A techie friend here created a url for a song I did at the rensabhai this summer. I'm going to try to load it here and see what happens--yeah? let me know.
And on this day, may your heart's desire be fulfilled in a beautiful way. And may it's fulfillment be a reassurance of grace and peace and the occassional miraculous space/time event--smile.http://withoutdefinition.com/Music/Sat_purkh/satpurkh.html
Once again it's been a while since I've written. Work is really hectic right now and the last time I sat down to write a book review, I just didn't have it in me. But here's a go at it:
Emporer's Children by Claire Messud
I've read Messud last two novels and she's definately a skilled wordsmith and storyteller. If you keep up with these things, then I don't need to tell you that this book has gotten a LOT of press, so you probably don't need to read my review of the book since there are literally about a dozen reviews out there and available right now in the press. However, I will say that I related to the generation she's writing about. Her first novel set in the United States, she explores the generation of children born in the late 60s and early 70s. Most of us are children of successful people who overcame a lot to be who they are--and if not, we were at least raised with the idea that we could be and do anything we wanted. The freedom of the 70s, the extravagance and materialism of the 80s and the opportunities of the 90s all laid at our feet. I related to the pressure to be "somebody" and the sometimes impotence in the face of that perceived pressure. I related to the failure, the self-destruction, and also the hard work. The children of the generation that changed everything but was impotent to change their own children or themselves.

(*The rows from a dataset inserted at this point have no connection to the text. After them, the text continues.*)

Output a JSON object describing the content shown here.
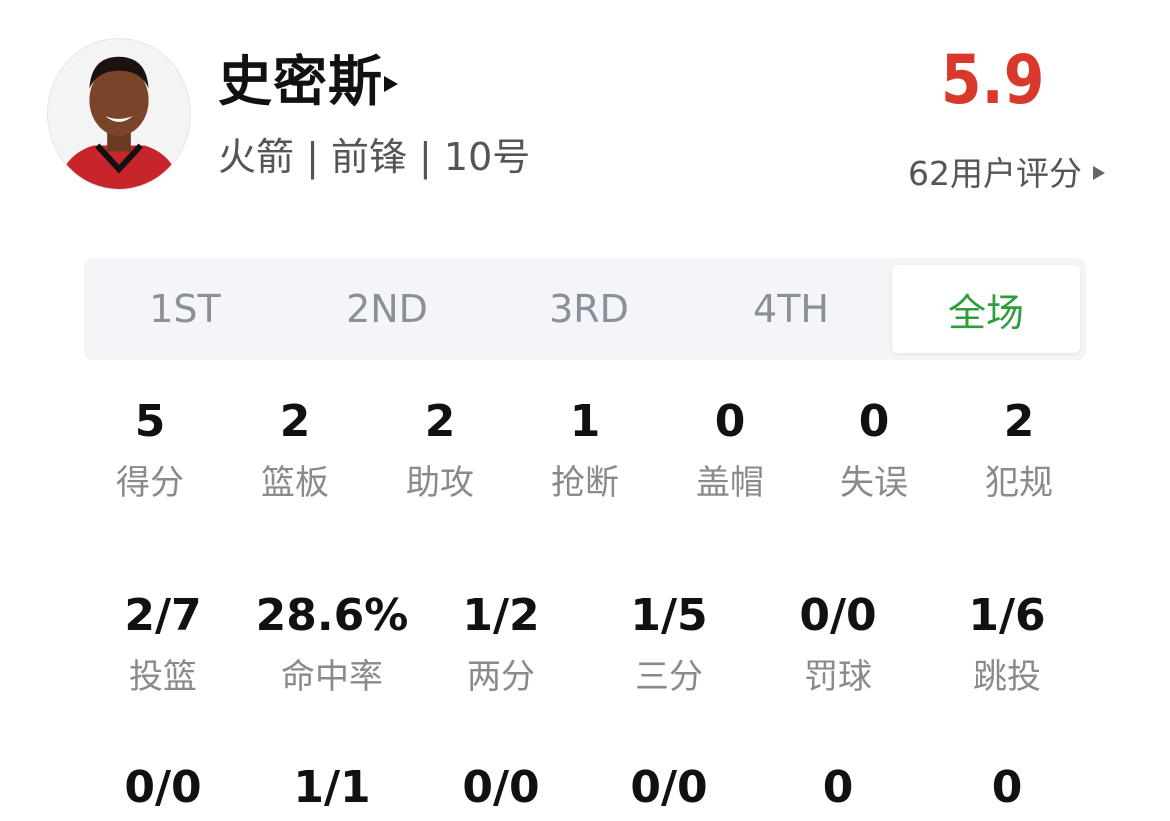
{
  "player": {
    "name": "史密斯",
    "meta": "火箭 | 前锋 | 10号",
    "avatar_icon": "player-portrait"
  },
  "rating": {
    "score": "5.9",
    "count_label": "62用户评分",
    "score_color": "#d8392b"
  },
  "tabs": [
    {
      "label": "1ST",
      "active": false
    },
    {
      "label": "2ND",
      "active": false
    },
    {
      "label": "3RD",
      "active": false
    },
    {
      "label": "4TH",
      "active": false
    },
    {
      "label": "全场",
      "active": true
    }
  ],
  "accent_color": "#2e9e3a",
  "basic_stats": [
    {
      "value": "5",
      "label": "得分"
    },
    {
      "value": "2",
      "label": "篮板"
    },
    {
      "value": "2",
      "label": "助攻"
    },
    {
      "value": "1",
      "label": "抢断"
    },
    {
      "value": "0",
      "label": "盖帽"
    },
    {
      "value": "0",
      "label": "失误"
    },
    {
      "value": "2",
      "label": "犯规"
    }
  ],
  "shooting_stats": [
    {
      "value": "2/7",
      "label": "投篮"
    },
    {
      "value": "28.6%",
      "label": "命中率"
    },
    {
      "value": "1/2",
      "label": "两分"
    },
    {
      "value": "1/5",
      "label": "三分"
    },
    {
      "value": "0/0",
      "label": "罚球"
    },
    {
      "value": "1/6",
      "label": "跳投"
    }
  ],
  "more_stats": [
    {
      "value": "0/0"
    },
    {
      "value": "1/1"
    },
    {
      "value": "0/0"
    },
    {
      "value": "0/0"
    },
    {
      "value": "0"
    },
    {
      "value": "0"
    }
  ]
}
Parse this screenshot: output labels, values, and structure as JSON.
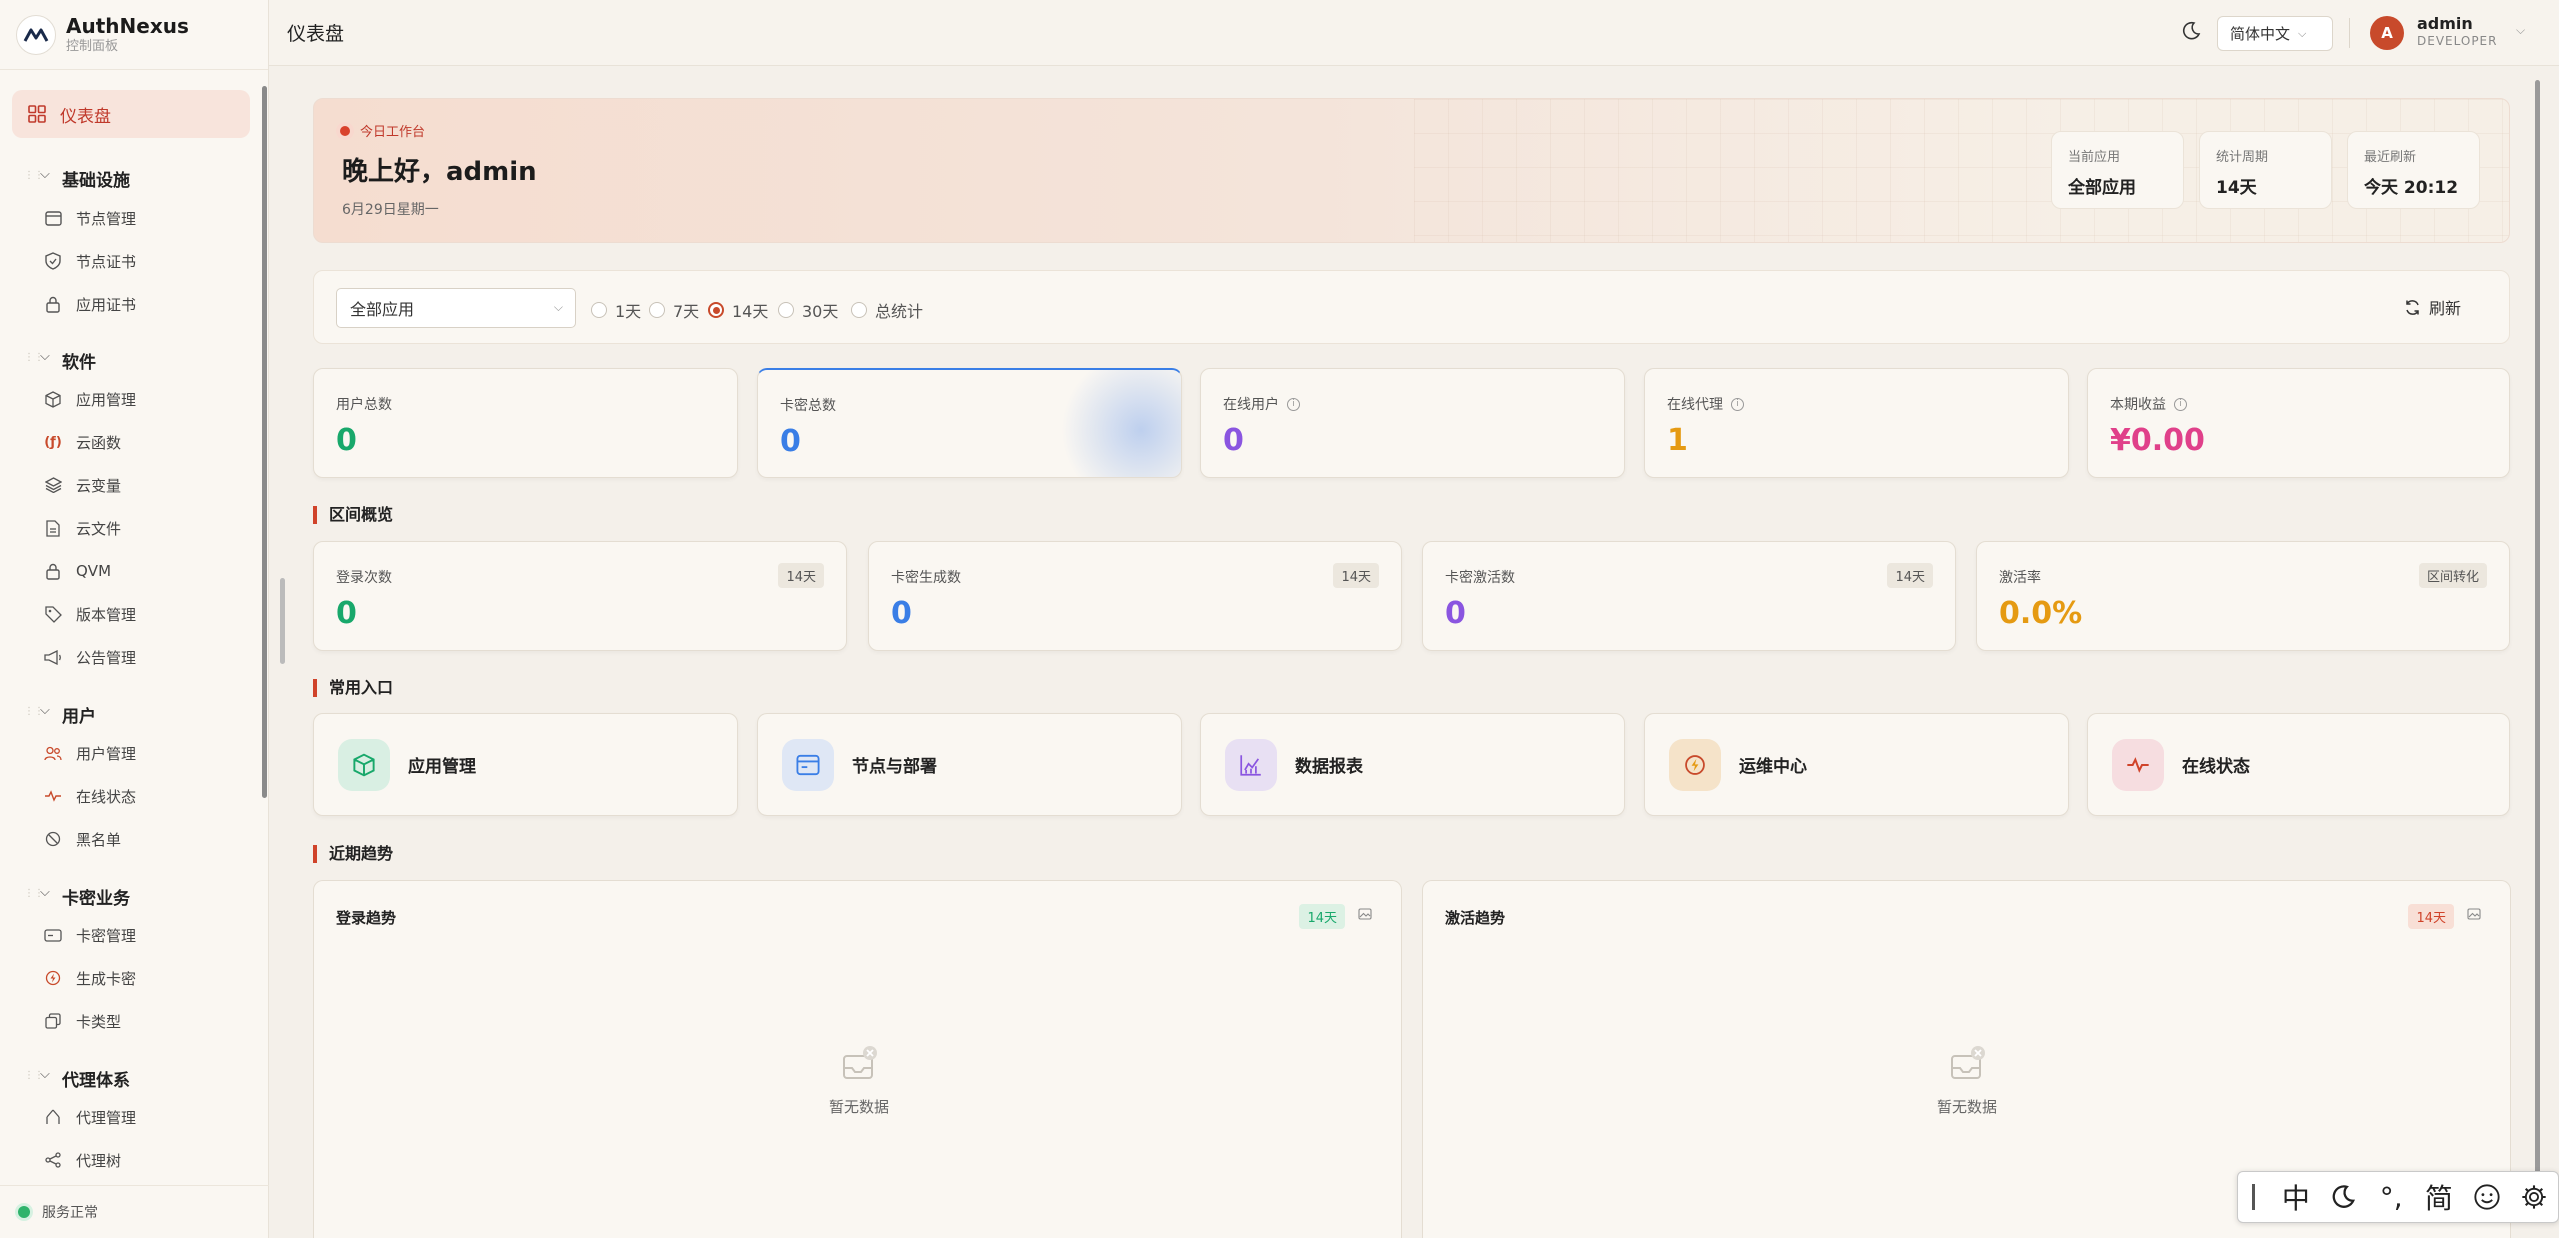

This is a story well told. In fact, I believe she's the only living writer that can pull in the 9/11 tragedy and have any nuance or sensitivity, that is, make it work. There is a line in this late part of the novel that so indelibly marks that time period: "nothing will ever be the same." And yet, it is. As we knew it would be in time. Now, I wasn't in New York during this crises nor have I visited the site--and I don't mean to diminish the experiences of actual survivors and families of those who died, of course their lives are irrevocably changed--however, life went on and continues to go on. At the time of 9/11 I found the rhetoric of "nothing will ever be the same" unbelievable, and yet, there is a sense of gravity in the air.
So maybe I've been wrong. Maybe nothing will ever be the same. We shall see.